The process of learning to read social cues and react accordingly is core to being socialized into a society. While the process itself begins at home for young children, it is critical for young people to engage in broader social settings to develop these skills. Of course, how children are taught about situations and impression management varies greatly by culture, but these processes are regularly seen as part of coming of age. While no one is ever a true master of impression management, the teenage years are ripe with opportunities to develop these skills.
In mediated environments, bodies are not immediately visible and the skills people need to interpret situations and manage impressions are different. As Jenny Sund´en argues, people must learn to write themselves into being. Doing so makes visible how much we take the body for granted. While text, images, audio, and video all provide valuable means for developing a virtual presence, the act of articulation differs from how we convey meaningful information through our bodies. This process also makes explicit the self-reflexivity that Giddens argues is necessary for identity formation, but the choices individuals make in crafting a digital body highlight the self-monitoring that Foucault describes.
In some sense, people have more control online-they are able to carefully choose what information to put forward, thereby eliminating visceral reactions that might have seeped out in everyday communication. At the same time, these digital bodies are fundamentally coarser, making it far easier to misinterpret what someone is expressing. Furthermore, as Amy Bruckman shows, key information about a person’s body is often present online, even when that person is trying to act deceptively; for example, people are relatively good at detecting when someone is a man even when they profess to be a woman online. Yet because mediated environments reveal different signals, the mechanisms of deception differ. "
(Danah Boyd 2008, p.128-129)
 Fred Davis, Fashion, Culture and Identity (Chicago: University of Chicago Press, 1992).
 Erving Goffman, The Presentation of Self in Everyday Life (Edinburgh: University of Edinburgh, 1956).
 Erving Goffman, Behavior in Public Places (New York: The Free Press, 1963).
 Jean Briggs, Inuit Morality Play: The Emotional Education of a Three-Year-Old (New Haven, CT: Yale University Press, 1999).
 Jenny Sund´en, Material Virtualities (New York: Peter Lang Publishing, 2003).
 See David Buckingham’s introduction to this volume for a greater discussion of this.

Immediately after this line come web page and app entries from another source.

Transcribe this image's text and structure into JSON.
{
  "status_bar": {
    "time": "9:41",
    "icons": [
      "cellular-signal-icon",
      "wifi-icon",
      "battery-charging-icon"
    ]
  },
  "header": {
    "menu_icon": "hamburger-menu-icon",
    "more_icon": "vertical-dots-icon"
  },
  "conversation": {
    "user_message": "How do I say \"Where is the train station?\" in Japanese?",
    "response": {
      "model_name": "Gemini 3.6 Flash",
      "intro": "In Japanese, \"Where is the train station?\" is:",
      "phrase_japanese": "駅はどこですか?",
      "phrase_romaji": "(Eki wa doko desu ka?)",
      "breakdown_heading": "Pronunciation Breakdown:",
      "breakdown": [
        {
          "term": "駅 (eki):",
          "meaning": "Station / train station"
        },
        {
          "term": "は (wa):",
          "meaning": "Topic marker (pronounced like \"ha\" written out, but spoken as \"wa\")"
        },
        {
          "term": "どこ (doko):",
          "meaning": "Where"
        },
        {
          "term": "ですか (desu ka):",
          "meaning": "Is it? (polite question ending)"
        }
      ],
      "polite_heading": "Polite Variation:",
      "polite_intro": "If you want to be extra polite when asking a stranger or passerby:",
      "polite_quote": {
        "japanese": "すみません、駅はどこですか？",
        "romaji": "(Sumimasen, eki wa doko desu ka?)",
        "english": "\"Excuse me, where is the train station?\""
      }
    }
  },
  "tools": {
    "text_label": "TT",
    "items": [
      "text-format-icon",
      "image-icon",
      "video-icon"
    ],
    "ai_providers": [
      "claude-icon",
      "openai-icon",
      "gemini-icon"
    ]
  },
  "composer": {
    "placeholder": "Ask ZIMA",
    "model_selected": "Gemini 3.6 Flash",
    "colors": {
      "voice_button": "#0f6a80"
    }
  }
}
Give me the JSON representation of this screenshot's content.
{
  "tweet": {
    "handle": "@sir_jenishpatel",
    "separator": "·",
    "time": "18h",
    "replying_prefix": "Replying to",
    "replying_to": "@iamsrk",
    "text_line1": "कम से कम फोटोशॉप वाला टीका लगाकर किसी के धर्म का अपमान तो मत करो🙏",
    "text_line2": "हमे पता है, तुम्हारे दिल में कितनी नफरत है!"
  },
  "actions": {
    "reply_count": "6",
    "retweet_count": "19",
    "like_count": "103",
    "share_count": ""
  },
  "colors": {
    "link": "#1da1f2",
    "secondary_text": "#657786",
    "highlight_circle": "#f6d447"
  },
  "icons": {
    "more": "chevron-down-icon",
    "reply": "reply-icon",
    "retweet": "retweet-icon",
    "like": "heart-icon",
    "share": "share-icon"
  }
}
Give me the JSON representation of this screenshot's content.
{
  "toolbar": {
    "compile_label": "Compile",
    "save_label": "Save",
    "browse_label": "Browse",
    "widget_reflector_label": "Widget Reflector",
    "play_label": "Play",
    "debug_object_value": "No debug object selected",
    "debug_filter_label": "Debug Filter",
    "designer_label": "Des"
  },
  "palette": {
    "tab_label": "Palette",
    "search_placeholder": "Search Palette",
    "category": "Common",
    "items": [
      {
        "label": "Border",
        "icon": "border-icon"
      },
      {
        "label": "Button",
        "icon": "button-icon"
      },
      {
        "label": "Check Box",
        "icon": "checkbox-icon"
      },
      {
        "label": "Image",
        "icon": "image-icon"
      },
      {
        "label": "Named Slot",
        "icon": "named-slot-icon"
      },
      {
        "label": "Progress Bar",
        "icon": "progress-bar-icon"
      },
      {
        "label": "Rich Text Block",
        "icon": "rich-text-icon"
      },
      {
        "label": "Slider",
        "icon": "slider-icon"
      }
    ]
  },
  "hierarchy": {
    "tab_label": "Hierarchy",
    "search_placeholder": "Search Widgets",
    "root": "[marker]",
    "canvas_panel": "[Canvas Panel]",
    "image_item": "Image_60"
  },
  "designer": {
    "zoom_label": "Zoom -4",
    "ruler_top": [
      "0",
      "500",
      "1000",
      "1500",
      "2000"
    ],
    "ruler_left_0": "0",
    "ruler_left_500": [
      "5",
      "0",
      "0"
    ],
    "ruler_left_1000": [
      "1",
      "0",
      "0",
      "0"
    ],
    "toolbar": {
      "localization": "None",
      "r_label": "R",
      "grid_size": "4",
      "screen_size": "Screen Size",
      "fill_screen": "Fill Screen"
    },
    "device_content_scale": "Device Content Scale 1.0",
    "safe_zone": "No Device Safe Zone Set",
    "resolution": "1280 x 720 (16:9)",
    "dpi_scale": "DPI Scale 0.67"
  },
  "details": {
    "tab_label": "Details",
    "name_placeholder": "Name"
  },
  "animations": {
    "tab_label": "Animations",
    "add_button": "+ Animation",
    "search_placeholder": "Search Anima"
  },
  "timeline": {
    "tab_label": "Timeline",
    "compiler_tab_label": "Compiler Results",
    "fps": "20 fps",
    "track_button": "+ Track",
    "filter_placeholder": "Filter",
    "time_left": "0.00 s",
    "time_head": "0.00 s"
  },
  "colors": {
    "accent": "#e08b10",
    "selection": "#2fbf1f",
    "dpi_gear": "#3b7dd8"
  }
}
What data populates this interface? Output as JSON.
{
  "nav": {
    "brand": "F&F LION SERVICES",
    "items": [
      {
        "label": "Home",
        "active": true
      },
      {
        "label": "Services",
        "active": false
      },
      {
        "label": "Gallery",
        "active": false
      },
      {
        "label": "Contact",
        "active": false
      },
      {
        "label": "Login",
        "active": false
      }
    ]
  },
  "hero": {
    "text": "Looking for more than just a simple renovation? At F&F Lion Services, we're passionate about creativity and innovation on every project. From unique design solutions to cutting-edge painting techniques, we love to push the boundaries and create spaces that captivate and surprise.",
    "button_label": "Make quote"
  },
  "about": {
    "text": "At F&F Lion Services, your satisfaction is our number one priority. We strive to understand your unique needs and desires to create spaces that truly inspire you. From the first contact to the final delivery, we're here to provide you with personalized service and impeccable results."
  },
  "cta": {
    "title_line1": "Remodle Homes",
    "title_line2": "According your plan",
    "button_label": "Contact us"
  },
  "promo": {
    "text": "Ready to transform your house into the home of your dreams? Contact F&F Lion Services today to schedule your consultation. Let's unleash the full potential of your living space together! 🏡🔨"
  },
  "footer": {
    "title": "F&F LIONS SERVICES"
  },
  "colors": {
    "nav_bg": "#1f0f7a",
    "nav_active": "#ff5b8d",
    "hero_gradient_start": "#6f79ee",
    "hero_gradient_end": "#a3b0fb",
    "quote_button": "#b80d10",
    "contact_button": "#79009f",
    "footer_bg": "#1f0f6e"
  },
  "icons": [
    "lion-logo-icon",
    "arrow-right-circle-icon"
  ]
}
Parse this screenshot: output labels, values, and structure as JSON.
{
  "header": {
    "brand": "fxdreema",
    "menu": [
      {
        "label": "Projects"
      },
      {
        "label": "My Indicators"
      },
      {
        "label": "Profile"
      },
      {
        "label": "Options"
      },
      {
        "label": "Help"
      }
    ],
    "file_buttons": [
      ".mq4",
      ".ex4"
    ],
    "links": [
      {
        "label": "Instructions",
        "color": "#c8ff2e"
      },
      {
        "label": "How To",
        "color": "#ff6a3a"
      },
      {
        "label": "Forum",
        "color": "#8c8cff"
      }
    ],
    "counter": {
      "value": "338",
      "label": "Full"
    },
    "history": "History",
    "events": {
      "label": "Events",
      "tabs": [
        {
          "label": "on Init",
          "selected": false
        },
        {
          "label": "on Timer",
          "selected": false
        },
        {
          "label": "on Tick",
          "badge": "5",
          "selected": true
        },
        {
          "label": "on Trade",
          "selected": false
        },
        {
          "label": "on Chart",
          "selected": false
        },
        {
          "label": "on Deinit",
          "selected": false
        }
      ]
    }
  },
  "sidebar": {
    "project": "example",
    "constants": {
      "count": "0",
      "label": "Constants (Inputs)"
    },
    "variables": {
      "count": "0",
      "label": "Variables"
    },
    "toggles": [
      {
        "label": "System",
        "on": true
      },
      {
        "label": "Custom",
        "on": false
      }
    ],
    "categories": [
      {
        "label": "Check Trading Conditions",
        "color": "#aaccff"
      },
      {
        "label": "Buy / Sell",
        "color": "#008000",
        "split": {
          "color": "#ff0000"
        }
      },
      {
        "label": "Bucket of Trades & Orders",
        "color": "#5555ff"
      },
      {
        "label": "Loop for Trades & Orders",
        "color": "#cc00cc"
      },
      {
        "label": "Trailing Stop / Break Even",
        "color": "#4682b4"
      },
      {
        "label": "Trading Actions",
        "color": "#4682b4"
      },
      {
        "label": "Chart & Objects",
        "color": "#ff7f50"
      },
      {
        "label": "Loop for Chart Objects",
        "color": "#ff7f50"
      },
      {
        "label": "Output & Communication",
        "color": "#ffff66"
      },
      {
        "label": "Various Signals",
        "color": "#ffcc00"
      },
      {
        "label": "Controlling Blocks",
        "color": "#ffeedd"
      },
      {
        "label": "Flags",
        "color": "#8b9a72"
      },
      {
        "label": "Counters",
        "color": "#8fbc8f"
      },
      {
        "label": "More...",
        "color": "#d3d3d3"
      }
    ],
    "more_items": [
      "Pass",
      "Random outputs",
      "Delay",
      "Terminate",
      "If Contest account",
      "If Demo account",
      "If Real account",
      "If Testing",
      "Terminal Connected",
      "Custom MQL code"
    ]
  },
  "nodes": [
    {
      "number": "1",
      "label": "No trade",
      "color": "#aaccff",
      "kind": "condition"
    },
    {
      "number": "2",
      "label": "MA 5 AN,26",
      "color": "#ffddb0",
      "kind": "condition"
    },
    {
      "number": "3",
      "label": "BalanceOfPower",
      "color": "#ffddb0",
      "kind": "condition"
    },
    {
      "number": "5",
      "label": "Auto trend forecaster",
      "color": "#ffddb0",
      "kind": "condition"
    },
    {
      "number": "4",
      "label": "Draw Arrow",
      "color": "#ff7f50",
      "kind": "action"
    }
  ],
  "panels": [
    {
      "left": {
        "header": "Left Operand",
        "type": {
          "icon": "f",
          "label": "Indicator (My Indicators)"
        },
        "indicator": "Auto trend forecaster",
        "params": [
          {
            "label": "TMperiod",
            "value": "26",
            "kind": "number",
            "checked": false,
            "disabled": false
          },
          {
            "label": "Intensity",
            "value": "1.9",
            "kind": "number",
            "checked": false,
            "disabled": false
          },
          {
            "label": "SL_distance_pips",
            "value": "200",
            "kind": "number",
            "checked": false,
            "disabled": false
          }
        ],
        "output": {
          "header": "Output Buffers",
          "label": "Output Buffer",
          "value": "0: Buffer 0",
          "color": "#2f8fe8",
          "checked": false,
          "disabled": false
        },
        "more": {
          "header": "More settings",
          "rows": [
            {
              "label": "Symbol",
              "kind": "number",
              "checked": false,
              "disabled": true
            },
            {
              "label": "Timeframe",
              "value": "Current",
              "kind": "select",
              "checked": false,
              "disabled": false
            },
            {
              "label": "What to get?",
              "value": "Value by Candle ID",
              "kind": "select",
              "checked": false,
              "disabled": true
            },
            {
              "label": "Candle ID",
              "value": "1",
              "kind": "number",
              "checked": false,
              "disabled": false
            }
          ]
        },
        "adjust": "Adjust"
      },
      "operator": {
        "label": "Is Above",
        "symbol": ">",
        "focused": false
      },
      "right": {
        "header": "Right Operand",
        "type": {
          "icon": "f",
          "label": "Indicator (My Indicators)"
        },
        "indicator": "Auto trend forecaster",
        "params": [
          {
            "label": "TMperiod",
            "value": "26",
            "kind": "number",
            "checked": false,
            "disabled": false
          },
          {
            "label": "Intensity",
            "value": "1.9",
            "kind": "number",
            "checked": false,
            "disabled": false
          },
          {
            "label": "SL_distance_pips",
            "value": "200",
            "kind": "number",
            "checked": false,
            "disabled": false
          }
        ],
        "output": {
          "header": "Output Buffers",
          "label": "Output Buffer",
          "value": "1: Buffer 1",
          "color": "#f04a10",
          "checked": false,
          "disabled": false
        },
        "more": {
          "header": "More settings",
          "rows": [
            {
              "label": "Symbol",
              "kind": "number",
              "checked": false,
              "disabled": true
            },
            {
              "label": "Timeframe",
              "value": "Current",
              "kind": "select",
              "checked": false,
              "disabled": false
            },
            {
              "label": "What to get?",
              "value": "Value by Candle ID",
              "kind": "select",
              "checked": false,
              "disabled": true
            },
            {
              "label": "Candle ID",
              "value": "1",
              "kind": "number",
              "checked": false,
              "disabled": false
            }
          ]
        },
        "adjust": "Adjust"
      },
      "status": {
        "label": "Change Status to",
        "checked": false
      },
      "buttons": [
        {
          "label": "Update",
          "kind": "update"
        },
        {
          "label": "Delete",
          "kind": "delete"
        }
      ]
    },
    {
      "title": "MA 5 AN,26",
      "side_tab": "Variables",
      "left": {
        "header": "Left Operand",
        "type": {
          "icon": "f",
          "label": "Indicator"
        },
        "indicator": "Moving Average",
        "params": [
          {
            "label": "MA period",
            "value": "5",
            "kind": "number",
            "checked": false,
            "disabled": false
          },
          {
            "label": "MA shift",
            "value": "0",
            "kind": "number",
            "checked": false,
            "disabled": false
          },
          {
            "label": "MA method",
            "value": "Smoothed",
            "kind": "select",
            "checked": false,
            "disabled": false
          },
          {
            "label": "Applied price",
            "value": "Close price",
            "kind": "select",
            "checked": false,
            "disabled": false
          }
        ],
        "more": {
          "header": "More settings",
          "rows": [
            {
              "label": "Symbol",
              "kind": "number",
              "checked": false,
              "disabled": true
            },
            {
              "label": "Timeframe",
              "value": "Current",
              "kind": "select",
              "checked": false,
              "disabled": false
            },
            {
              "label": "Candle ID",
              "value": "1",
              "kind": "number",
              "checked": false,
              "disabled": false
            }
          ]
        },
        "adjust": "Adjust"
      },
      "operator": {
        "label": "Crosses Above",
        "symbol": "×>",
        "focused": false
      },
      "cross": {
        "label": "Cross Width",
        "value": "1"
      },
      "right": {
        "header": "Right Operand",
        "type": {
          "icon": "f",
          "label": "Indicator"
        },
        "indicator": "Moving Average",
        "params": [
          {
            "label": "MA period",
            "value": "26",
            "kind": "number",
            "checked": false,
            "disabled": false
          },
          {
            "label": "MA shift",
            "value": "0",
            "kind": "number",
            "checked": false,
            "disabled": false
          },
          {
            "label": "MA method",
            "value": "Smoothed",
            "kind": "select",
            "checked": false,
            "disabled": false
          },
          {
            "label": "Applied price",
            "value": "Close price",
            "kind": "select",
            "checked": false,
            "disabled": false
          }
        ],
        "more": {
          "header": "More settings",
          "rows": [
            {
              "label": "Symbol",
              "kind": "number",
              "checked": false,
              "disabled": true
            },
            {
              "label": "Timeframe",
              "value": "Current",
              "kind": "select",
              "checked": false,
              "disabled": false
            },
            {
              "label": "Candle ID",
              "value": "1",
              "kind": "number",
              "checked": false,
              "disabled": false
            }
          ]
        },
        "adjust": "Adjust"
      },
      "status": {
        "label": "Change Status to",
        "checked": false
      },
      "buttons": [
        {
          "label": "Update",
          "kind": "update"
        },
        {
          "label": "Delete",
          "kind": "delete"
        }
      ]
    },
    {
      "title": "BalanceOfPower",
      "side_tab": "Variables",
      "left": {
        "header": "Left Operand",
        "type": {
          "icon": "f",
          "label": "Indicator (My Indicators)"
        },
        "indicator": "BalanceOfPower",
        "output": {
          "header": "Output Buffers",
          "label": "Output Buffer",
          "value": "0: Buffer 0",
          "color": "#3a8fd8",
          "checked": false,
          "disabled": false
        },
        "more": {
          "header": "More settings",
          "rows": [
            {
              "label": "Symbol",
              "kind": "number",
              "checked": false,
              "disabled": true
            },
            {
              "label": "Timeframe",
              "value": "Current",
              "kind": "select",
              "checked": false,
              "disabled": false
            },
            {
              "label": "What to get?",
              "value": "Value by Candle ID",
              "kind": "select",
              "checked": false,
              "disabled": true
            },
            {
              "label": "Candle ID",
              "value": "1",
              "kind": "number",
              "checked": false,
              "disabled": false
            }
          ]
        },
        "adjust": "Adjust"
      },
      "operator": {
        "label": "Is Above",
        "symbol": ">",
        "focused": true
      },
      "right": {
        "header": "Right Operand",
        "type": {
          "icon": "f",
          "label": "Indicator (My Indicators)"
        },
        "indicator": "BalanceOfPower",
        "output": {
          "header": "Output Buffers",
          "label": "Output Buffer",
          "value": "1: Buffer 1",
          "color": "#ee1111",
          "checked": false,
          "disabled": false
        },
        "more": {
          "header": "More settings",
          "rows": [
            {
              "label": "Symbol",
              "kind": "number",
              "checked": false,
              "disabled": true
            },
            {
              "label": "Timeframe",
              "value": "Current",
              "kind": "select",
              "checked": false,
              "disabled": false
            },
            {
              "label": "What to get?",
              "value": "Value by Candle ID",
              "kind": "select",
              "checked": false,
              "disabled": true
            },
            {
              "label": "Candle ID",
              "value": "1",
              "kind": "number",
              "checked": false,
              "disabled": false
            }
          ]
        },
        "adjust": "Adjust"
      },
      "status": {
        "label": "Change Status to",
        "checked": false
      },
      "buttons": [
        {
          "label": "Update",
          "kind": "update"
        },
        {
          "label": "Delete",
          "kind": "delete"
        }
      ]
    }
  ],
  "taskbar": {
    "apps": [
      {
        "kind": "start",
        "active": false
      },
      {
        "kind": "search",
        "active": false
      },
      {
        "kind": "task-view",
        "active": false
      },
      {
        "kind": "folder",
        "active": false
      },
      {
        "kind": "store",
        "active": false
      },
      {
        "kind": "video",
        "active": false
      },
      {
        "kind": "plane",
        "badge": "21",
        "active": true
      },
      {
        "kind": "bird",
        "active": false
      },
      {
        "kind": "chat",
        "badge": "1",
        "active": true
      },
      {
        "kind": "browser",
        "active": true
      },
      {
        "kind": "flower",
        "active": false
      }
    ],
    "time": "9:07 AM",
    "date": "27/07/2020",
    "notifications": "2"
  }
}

 Joshua Berman and Amy Bruckman, The Turing Game: Exploring Identity in an Online Environment, Convergence 7, no. 3 (2001): 83–102.
 Judith Donath, Identity and Deception in the Virtual Community, Communities in Cyberspace, eds. Marc Smith and Peter Kollock (London: Routledge, 1999).
1). Boyd, D. (2008). Why Youth (Heart) Social Network Sites: The Role of Networked Publics in Teenage Social Life. Youth, Identity, and Digital Media. D. Buckingham. Cambridge, MA, MIT Press: 119–142.